One video uploaded to YouTube reflects what is happening in Spain. A woman, alongside dozens of journalists, waits for Minister of Finance and Public Administrations Cristobal Montoro to arrive in his official car to the ministerial building. When the minister leaves the car, accompanied by some of his aides and bodyguards, the woman goes to the minister, shakes his hand and says, “I am a citizen who was passing by. I am worried, my money is in Bankia. Do you think I should go to the bank and take it all out?”

“No,” answers Montoro.

“Are you sure?” explains the woman. “Yes, yes,” responds Montoro.

“I have been working all my life, and if someone takes my money, I will kill someone,” replies the anonymous woman.

The biggest fear in Europe immediately is over the Greek banking system. If a bank run occurs, every bank in the world would be affected—even seemingly healthy ones. The first to be affected by concerns over Greek solvency would be so-called “peripheral” countries like Spain.

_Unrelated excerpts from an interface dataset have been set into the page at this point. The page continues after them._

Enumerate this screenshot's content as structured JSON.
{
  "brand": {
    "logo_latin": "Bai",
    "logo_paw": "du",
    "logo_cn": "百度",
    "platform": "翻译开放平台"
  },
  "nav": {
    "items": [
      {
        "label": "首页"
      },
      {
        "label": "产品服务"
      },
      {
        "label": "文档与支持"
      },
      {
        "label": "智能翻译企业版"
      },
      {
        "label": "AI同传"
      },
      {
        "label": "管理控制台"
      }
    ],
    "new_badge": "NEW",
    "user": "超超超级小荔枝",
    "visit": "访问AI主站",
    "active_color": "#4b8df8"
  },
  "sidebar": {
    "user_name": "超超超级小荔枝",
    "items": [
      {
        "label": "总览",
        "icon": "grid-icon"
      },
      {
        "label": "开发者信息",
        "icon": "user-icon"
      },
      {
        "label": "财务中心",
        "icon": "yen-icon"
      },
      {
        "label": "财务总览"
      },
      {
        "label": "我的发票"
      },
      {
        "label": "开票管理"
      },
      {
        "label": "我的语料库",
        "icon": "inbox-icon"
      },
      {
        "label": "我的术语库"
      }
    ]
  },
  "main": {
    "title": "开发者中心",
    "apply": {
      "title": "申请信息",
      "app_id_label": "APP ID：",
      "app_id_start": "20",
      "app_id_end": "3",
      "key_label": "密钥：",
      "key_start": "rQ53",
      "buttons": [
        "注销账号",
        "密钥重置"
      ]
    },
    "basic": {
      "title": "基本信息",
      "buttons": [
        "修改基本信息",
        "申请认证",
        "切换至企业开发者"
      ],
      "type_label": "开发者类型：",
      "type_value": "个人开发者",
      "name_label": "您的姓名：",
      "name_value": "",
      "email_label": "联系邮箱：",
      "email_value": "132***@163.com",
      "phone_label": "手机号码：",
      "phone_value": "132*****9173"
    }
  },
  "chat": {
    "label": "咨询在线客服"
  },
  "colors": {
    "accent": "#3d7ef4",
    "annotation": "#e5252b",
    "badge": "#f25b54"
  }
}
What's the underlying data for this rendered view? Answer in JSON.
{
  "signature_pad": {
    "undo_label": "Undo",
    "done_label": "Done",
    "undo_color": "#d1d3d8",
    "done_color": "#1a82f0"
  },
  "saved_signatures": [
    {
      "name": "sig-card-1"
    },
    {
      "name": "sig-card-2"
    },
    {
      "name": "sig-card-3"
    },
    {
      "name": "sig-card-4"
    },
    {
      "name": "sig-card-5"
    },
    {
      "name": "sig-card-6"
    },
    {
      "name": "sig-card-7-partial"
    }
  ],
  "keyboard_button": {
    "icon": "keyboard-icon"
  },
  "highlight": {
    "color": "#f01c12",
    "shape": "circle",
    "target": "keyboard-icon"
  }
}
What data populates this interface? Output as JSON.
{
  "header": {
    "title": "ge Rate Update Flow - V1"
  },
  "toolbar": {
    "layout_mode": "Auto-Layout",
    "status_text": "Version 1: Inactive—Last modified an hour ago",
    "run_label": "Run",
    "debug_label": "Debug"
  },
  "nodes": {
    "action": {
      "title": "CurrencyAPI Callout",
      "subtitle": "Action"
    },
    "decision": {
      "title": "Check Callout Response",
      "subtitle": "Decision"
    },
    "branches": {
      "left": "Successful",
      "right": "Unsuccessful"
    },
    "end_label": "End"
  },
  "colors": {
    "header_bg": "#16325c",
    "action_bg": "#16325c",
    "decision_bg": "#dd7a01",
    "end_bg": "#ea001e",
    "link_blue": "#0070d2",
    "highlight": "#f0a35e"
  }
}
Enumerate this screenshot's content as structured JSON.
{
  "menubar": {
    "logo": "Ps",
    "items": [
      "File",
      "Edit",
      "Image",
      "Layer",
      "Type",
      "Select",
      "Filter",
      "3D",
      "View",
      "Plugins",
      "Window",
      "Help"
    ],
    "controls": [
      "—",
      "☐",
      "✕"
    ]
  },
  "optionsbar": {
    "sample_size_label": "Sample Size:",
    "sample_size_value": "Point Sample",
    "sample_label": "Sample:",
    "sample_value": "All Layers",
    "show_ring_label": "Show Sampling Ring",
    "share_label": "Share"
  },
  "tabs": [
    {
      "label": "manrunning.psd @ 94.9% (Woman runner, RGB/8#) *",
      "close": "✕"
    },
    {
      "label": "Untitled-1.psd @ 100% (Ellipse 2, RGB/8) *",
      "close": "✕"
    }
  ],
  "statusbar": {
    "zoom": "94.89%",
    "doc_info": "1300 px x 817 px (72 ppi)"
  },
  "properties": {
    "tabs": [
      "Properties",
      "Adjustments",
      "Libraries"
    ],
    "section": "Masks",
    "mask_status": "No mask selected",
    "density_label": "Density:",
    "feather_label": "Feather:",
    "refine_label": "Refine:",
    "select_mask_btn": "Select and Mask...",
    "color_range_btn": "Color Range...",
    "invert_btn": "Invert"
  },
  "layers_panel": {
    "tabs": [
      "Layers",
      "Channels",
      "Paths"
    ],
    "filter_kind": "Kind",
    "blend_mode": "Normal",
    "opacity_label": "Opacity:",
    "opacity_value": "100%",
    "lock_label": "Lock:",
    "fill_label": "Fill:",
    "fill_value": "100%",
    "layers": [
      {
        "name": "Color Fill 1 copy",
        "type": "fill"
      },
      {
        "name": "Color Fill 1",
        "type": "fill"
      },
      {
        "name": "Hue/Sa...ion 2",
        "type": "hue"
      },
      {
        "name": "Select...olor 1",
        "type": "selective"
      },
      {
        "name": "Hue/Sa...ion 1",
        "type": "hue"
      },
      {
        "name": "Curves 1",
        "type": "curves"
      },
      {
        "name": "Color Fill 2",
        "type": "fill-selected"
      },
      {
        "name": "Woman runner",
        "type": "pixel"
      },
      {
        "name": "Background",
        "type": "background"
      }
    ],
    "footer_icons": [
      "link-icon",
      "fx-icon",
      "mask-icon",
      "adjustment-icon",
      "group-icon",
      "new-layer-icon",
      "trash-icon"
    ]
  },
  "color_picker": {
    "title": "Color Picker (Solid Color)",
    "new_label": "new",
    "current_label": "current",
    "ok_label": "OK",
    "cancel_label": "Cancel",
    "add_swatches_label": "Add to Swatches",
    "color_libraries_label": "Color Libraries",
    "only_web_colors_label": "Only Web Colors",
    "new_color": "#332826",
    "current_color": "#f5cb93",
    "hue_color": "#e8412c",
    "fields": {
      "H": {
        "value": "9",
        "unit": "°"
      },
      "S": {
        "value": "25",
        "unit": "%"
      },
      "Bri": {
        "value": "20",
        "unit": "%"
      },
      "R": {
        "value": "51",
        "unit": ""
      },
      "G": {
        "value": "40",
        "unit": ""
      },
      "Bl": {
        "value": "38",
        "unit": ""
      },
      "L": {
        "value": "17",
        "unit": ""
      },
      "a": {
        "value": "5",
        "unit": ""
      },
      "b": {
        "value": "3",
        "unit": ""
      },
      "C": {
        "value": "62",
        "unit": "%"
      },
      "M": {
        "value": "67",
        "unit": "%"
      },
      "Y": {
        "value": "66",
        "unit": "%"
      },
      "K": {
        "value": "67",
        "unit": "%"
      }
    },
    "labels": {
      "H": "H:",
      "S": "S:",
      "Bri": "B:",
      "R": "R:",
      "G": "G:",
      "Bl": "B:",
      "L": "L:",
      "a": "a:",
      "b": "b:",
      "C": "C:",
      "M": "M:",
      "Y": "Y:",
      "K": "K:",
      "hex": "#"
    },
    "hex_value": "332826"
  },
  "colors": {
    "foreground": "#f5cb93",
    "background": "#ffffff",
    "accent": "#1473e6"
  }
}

According to Expansion newspaper, US investment bank Goldman Sachs has been tasked with providing an independent assessment of the banks’ financial problems.

Tristan Cooper, sovereign debt analyst at Fidelity Worldwide Investment, has called for a rapid intervention by the European Central Bank (ECB). He told Dow Jones, “Once a bank run begins, it is very hard to stop without a credible deposit guarantee… Given the fragile fiscal position of Spain, the European Central Bank is under increasing pressure to step in to calm depositors' nerves.”

Paul Krugman stated in Der Spiegel that more liquidity injections from the ECB are necessary. He added that the ECB should cut interest rates and give unlimited money to banks and governments.

Krugman believes that there should be an “unlimited intervention of the ECB” to save Spain and Italy, and said that an exit of Greece from the euro zone would cause a flight of capital in countries of the periphery and a bank run.

The immediate problem is that many banks in crisis-hit countries such as Spain and Italy have few assets to give to the ECB as collateral for the loans.

But a policy of handing billions to the banks, like the €1 trillion the ECB auctioned in December and February, will only benefit major bank stockholders, hedge fund managers and financial speculators. It would strengthen the hand of the very same financial elite that is demanding the implementation of drastic austerity measures across Europe.